| Instructions for the task |
Go through the lines below and copy each one that holds the string "Consent".

| Records provided |

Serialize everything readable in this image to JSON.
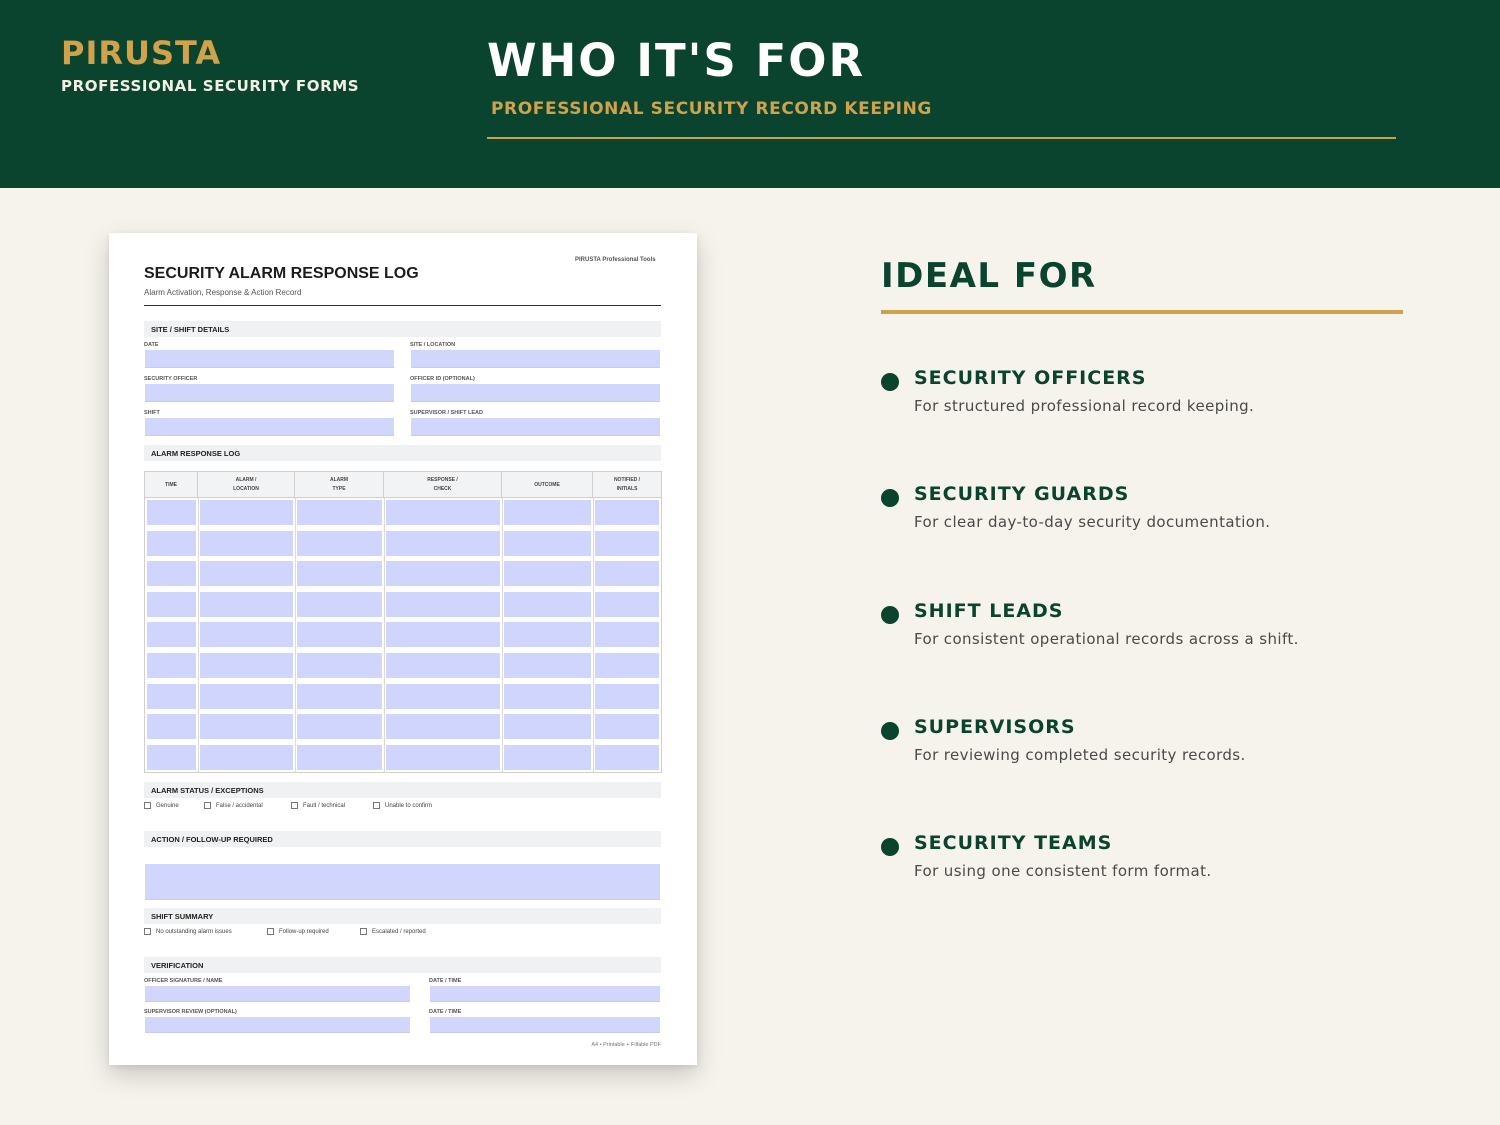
{
  "header": {
    "brand": "PIRUSTA",
    "brand_sub": "PROFESSIONAL SECURITY FORMS",
    "title": "WHO IT'S FOR",
    "subtitle": "PROFESSIONAL SECURITY RECORD KEEPING"
  },
  "form": {
    "title": "SECURITY ALARM RESPONSE LOG",
    "subtitle": "Alarm Activation, Response & Action Record",
    "brand": "PIRUSTA Professional Tools",
    "site_section": "SITE / SHIFT DETAILS",
    "fields": {
      "date": "DATE",
      "site": "SITE / LOCATION",
      "officer": "SECURITY OFFICER",
      "officer_id": "OFFICER ID (OPTIONAL)",
      "shift": "SHIFT",
      "supervisor": "SUPERVISOR / SHIFT LEAD"
    },
    "log_section": "ALARM RESPONSE LOG",
    "columns": [
      "TIME",
      "ALARM /\nLOCATION",
      "ALARM\nTYPE",
      "RESPONSE /\nCHECK",
      "OUTCOME",
      "NOTIFIED /\nINITIALS"
    ],
    "row_count": 9,
    "status_section": "ALARM STATUS / EXCEPTIONS",
    "status_options": [
      "Genuine",
      "False / accidental",
      "Fault / technical",
      "Unable to confirm"
    ],
    "action_section": "ACTION / FOLLOW-UP REQUIRED",
    "summary_section": "SHIFT SUMMARY",
    "summary_options": [
      "No outstanding alarm issues",
      "Follow-up required",
      "Escalated / reported"
    ],
    "verification_section": "VERIFICATION",
    "verify": {
      "officer_sig": "OFFICER SIGNATURE / NAME",
      "date_time_1": "DATE / TIME",
      "supervisor_review": "SUPERVISOR REVIEW (OPTIONAL)",
      "date_time_2": "DATE / TIME"
    },
    "footer": "A4 • Printable + Fillable PDF"
  },
  "ideal": {
    "title": "IDEAL FOR",
    "items": [
      {
        "name": "SECURITY OFFICERS",
        "desc": "For structured professional record keeping."
      },
      {
        "name": "SECURITY GUARDS",
        "desc": "For clear day-to-day security documentation."
      },
      {
        "name": "SHIFT LEADS",
        "desc": "For consistent operational records across a shift."
      },
      {
        "name": "SUPERVISORS",
        "desc": "For reviewing completed security records."
      },
      {
        "name": "SECURITY TEAMS",
        "desc": "For using one consistent form format."
      }
    ]
  },
  "colors": {
    "green": "#0a432e",
    "gold": "#d1a24c",
    "background": "#f6f3ec",
    "field_fill": "#d0d6fc"
  }
}
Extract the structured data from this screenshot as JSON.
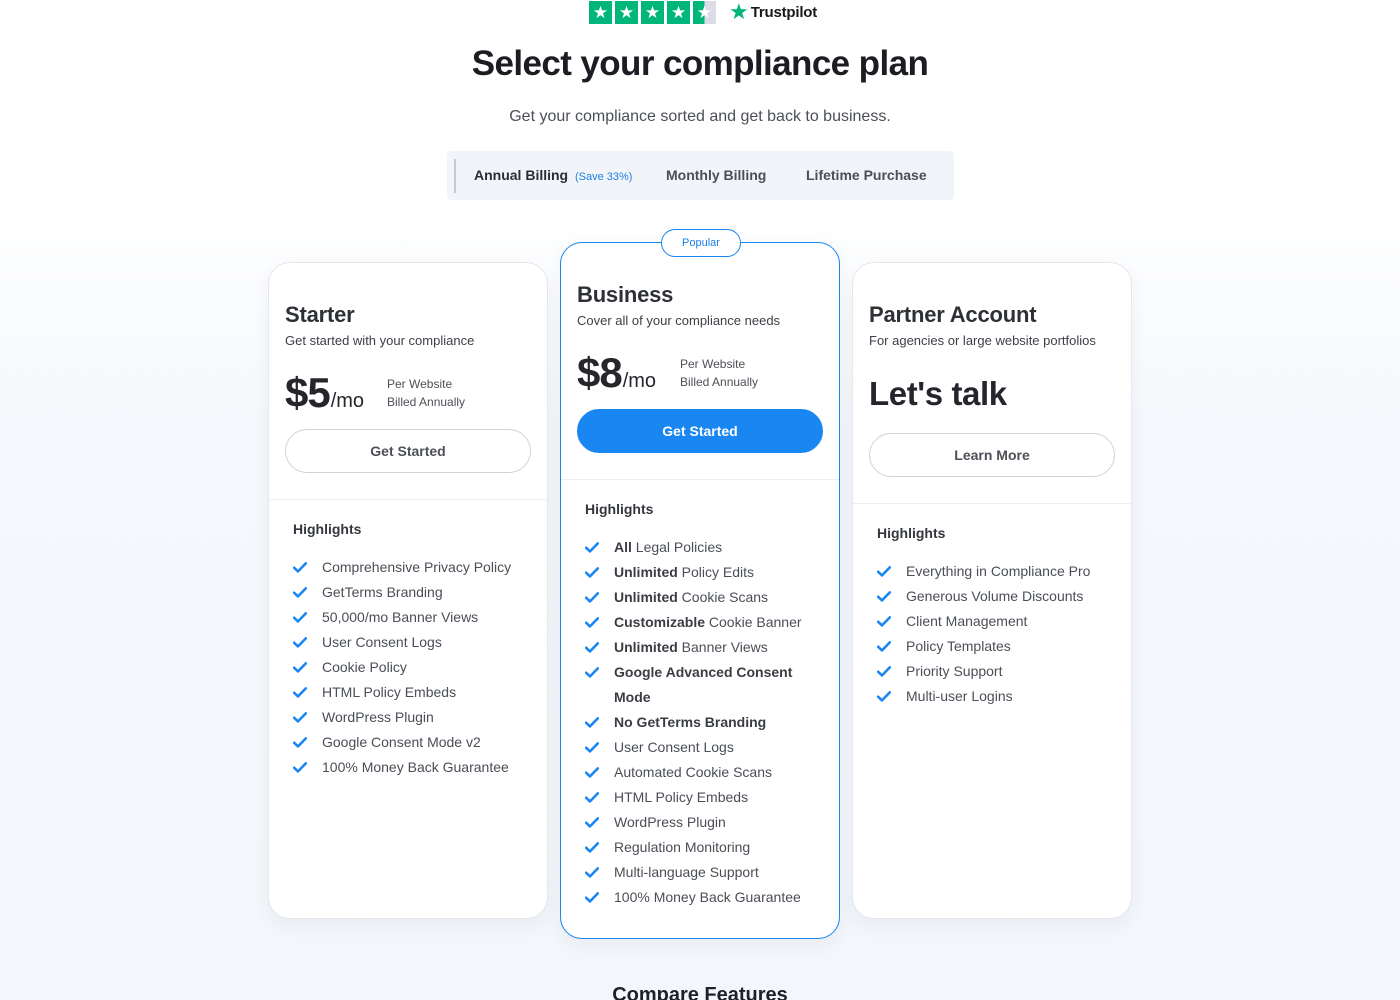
{
  "trustpilot": {
    "brand": "Trustpilot",
    "rating_stars": 4.5
  },
  "header": {
    "title": "Select your compliance plan",
    "subtitle": "Get your compliance sorted and get back to business."
  },
  "billing": {
    "tabs": [
      {
        "label": "Annual Billing",
        "badge": "(Save 33%)",
        "active": true
      },
      {
        "label": "Monthly Billing",
        "active": false
      },
      {
        "label": "Lifetime Purchase",
        "active": false
      }
    ]
  },
  "plans": [
    {
      "name": "Starter",
      "description": "Get started with your compliance",
      "price": "$5",
      "period": "/mo",
      "note_line1": "Per Website",
      "note_line2": "Billed Annually",
      "button": "Get Started",
      "highlights_title": "Highlights",
      "features": [
        {
          "bold": "",
          "text": "Comprehensive Privacy Policy"
        },
        {
          "bold": "",
          "text": "GetTerms Branding"
        },
        {
          "bold": "",
          "text": "50,000/mo Banner Views"
        },
        {
          "bold": "",
          "text": "User Consent Logs"
        },
        {
          "bold": "",
          "text": "Cookie Policy"
        },
        {
          "bold": "",
          "text": "HTML Policy Embeds"
        },
        {
          "bold": "",
          "text": "WordPress Plugin"
        },
        {
          "bold": "",
          "text": "Google Consent Mode v2"
        },
        {
          "bold": "",
          "text": "100% Money Back Guarantee"
        }
      ]
    },
    {
      "badge": "Popular",
      "name": "Business",
      "description": "Cover all of your compliance needs",
      "price": "$8",
      "period": "/mo",
      "note_line1": "Per Website",
      "note_line2": "Billed Annually",
      "button": "Get Started",
      "highlights_title": "Highlights",
      "features": [
        {
          "bold": "All",
          "text": " Legal Policies"
        },
        {
          "bold": "Unlimited",
          "text": " Policy Edits"
        },
        {
          "bold": "Unlimited",
          "text": " Cookie Scans"
        },
        {
          "bold": "Customizable",
          "text": " Cookie Banner"
        },
        {
          "bold": "Unlimited",
          "text": " Banner Views"
        },
        {
          "bold": "Google Advanced Consent Mode",
          "text": ""
        },
        {
          "bold": "No GetTerms Branding",
          "text": ""
        },
        {
          "bold": "",
          "text": "User Consent Logs"
        },
        {
          "bold": "",
          "text": "Automated Cookie Scans"
        },
        {
          "bold": "",
          "text": "HTML Policy Embeds"
        },
        {
          "bold": "",
          "text": "WordPress Plugin"
        },
        {
          "bold": "",
          "text": "Regulation Monitoring"
        },
        {
          "bold": "",
          "text": "Multi-language Support"
        },
        {
          "bold": "",
          "text": "100% Money Back Guarantee"
        }
      ]
    },
    {
      "name": "Partner Account",
      "description": "For agencies or large website portfolios",
      "headline": "Let's talk",
      "button": "Learn More",
      "highlights_title": "Highlights",
      "features": [
        {
          "bold": "",
          "text": "Everything in Compliance Pro"
        },
        {
          "bold": "",
          "text": "Generous Volume Discounts"
        },
        {
          "bold": "",
          "text": "Client Management"
        },
        {
          "bold": "",
          "text": "Policy Templates"
        },
        {
          "bold": "",
          "text": "Priority Support"
        },
        {
          "bold": "",
          "text": "Multi-user Logins"
        }
      ]
    }
  ],
  "compare": {
    "title": "Compare Features"
  },
  "colors": {
    "accent": "#1a86f2",
    "trustpilot_green": "#00b67a",
    "check": "#1a86f2"
  },
  "icons": {
    "feature_check": "check-icon",
    "trustpilot_star": "star-icon"
  }
}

| Response area |
          "text": "User Consent Logs"
          "text": "Google Consent Mode v2"
          "bold": "Google Advanced Consent Mode",
          "text": "User Consent Logs"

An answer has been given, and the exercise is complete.